Sign Up for Our Monthly Explorer Newsletter
The second-largest island in Chile, Chiloe hangs like an earring off the mainland at the northern edge of Patagonia. With misty, green landscapes; colorful fishing communities; and strong folkloric traditions, it’s a tranquil place perfect for leisurely exploration.
Chiloe is the largest island in the Chiloe archipelago, which is also composed of more than 30 smaller islands. The capital, Castro, is Chile’s third-oldest city and was an important port during the colonial period.
The Church RouteChiloe is known for its distinctive wooden churches, 16 of which are listed as UNESCO World Heritage sites for their blend of European architecture and native boat-building techniques. Completed around 1740, the Church of Achao on Quinchao Island is the archipelago’s oldest surviving church, which I visited on an excursion through hotel Tierra Chiloe.
Later, I toured other churches with Cyril Christensen, one half of the husband-and-wife team behind Castro-based tour company Chiloe Natural. We began at the striking yellow-and-purple Church of San Francisco in Castro’s main square, then made a circuit to the northeast, stopping at several more churches, including the Church of Colo, the smallest of the UNESCO-listed churches, notable for its distinctive half-arches on either side.
Rural TourismChiloe’s strong farming heritage has given rise to a growing number of agritourism activities. My tour of Quinchao included a visit with Sandra Naiman, a Huilliche indigenous woman who raises sheep and pigs and grows rhubarb, cilantro, beans and other crops on a 5-acre property that she farms entirely by herself. As we walked through her fields, she explained that managing the farm alone is challenging but gratifying.
“It’s a lot of work, but you see the fruits of your labor,” she said.
Actual fruit was the focus of my visit to Terra Lluvia Chiloe farm, which specializes in murta, a berry native to southern Chile. After a tour, my hosts, Gloria and Egor, invited me into their fogon, a replica of a traditional Huilliche dwelling, where I sipped a glass of murta juice as they described the berry’s many scientifically proven health benefits.
The Wild WestWhile the rolling hills and protected inlets of eastern Chiloe are home to most of the island’s population, the west is sparsely settled, with dense forests and a craggy coastline. The archipelago has a great diversity of plants, such as ferns, which I saw in abundance during a guided hike through Bosquepiedra, a private nature reserve that contains several types of temperate rainforest. Other protected areas with good hiking trails are Chiloe National Park and Tantauco Park.

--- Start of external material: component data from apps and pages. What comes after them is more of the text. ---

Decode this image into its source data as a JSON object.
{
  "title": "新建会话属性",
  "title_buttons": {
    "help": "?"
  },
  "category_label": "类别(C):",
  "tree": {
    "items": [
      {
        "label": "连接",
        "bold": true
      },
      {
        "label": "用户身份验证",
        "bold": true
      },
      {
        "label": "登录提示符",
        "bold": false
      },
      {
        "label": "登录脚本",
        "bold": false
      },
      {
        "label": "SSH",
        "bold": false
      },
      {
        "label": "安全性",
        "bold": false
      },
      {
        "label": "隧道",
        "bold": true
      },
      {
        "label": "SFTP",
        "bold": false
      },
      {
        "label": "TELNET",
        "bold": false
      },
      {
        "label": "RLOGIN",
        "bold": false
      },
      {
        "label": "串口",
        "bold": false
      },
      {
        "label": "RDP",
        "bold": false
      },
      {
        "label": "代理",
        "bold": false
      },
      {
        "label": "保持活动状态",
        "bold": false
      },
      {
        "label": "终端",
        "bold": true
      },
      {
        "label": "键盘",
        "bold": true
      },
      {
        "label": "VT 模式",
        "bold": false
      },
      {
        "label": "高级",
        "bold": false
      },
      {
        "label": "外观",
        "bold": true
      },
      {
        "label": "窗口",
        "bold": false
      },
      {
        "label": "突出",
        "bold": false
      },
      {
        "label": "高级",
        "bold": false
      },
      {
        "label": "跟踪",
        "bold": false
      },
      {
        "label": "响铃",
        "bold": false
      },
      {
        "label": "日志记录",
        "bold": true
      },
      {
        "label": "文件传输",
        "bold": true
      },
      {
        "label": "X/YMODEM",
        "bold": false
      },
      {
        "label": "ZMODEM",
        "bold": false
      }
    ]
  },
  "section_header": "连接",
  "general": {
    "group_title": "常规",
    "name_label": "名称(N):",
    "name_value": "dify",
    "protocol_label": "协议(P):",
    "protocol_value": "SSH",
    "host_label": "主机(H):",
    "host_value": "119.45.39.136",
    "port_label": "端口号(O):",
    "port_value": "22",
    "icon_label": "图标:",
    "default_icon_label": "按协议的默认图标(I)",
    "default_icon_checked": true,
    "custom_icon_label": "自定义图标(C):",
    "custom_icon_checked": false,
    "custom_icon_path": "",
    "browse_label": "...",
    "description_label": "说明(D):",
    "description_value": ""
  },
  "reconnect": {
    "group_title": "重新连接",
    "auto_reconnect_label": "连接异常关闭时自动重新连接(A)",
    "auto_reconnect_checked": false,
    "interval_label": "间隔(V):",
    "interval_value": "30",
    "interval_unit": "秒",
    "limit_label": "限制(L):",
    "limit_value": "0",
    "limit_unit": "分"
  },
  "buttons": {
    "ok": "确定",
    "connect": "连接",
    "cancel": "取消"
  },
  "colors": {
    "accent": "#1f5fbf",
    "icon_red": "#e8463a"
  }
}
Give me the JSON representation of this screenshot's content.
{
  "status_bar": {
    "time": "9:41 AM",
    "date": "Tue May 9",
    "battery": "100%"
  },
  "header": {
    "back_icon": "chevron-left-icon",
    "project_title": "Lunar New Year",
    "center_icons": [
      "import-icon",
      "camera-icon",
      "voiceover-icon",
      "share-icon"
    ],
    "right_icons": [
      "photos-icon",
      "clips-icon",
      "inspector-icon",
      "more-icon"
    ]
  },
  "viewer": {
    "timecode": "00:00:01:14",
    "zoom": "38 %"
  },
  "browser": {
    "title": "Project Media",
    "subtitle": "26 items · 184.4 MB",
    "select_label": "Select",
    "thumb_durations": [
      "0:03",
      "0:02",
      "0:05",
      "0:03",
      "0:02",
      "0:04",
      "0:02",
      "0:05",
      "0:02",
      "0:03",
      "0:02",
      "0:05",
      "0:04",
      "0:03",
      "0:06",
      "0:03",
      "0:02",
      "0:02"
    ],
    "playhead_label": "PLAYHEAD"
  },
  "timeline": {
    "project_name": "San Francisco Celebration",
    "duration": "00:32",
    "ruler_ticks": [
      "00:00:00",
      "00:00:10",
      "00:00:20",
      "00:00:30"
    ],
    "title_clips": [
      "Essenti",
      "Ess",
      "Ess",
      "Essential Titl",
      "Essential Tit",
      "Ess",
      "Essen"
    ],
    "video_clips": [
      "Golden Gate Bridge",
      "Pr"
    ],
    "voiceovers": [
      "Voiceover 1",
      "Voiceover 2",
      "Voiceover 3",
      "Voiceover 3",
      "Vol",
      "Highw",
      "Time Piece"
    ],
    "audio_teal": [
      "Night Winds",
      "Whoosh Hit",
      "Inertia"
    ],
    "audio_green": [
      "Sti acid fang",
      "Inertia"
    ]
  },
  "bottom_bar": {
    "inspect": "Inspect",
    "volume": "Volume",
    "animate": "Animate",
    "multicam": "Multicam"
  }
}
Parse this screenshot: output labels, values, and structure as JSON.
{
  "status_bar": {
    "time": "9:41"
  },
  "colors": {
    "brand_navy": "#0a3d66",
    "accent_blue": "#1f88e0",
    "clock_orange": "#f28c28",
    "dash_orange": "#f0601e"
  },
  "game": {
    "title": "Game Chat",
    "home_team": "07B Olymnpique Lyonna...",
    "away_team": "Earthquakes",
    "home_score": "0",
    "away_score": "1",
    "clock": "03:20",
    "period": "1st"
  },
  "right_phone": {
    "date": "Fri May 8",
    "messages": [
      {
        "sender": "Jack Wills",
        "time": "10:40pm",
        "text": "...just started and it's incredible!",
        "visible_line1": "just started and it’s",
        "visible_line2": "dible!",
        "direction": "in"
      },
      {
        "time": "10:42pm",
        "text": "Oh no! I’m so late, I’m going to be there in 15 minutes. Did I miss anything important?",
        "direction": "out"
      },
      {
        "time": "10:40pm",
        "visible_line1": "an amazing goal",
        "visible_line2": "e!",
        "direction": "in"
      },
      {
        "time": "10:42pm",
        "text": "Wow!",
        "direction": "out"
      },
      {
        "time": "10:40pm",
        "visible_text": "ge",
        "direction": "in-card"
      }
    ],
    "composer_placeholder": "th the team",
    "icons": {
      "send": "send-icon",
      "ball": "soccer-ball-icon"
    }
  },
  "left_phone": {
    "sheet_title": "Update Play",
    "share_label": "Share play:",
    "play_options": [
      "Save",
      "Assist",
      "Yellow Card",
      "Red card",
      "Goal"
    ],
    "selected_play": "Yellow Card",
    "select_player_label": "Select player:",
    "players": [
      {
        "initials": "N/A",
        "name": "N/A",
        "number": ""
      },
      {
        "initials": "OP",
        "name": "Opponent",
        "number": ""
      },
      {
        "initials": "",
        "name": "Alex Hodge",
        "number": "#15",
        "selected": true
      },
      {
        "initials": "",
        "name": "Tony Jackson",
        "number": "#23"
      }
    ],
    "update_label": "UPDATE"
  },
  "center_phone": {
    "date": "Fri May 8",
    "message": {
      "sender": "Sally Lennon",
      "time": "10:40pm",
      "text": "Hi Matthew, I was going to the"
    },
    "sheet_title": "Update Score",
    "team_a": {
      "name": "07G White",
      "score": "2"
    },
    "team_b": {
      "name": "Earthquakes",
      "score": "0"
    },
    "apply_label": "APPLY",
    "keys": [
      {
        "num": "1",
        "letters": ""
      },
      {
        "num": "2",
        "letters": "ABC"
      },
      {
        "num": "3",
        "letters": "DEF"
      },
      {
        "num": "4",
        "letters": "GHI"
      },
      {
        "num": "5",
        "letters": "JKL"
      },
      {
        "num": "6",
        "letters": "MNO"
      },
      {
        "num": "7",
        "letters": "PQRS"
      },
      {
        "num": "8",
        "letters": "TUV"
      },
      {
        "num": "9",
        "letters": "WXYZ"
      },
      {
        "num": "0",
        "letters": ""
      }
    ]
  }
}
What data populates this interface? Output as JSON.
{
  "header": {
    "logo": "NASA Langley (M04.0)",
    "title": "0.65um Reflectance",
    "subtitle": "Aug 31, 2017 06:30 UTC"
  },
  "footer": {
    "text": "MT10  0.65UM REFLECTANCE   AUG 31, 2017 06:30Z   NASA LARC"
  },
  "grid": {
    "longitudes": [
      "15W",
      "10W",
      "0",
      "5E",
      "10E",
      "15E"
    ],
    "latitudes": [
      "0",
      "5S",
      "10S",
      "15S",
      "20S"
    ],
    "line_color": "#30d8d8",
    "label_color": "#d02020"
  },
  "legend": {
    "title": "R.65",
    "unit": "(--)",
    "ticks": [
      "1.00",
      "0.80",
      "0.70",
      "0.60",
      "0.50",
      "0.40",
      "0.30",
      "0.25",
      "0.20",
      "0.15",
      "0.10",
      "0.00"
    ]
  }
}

In the northwest, the sunken forest of the Chepu River was created when a major earthquake struck Chiloe in 1960, causing the land to drop as much as 6 feet. Saltwater then flooded in, killing the trees. Chiloe Natural operates early morning kayaking trips through this unusual wetland, an experience Christensen describes as “magical.”
BirdwatchingChiloe boasts a tremendous variety of birds, from songbirds perching on dead trees in the Chepu sunken forest to hummingbirds flitting through the verdant foliage of Bosquepiedra. In the northeast, near Quemchi, Christensen and I crossed a wooden pedestrian bridge to Aucar Island, which is just big enough to house a tiny church, a cemetery and a small botanical garden that attracts lapwings, swans and other birds.
Another can’t-miss spot for birdwatchers is Punihuil Bay in northwestern Chiloe, which is the only place in the world where Humboldt and Magellanic penguins nest side by side. Boat tours from the beach circle the offshore islets, which are also home to many other seabirds, including cormorants, ducks, geese, oystercatchers, gulls and ibises.
Where to StayOn the Rilan Peninsula, the all-inclusive Tierra Chiloe incorporates traditional Chilotan architecture and handicrafts. All rooms feature large windows with sea views. My visits to Quinchao, Bosquepiedra and the murta farm were among the property’s regularly offered excursions.
On the main square in Dalcahue, Refugio de Navegantes is a new five-room boutique hotel with a popular cafe. After two nights in a spacious suite, I didn’t want to leave.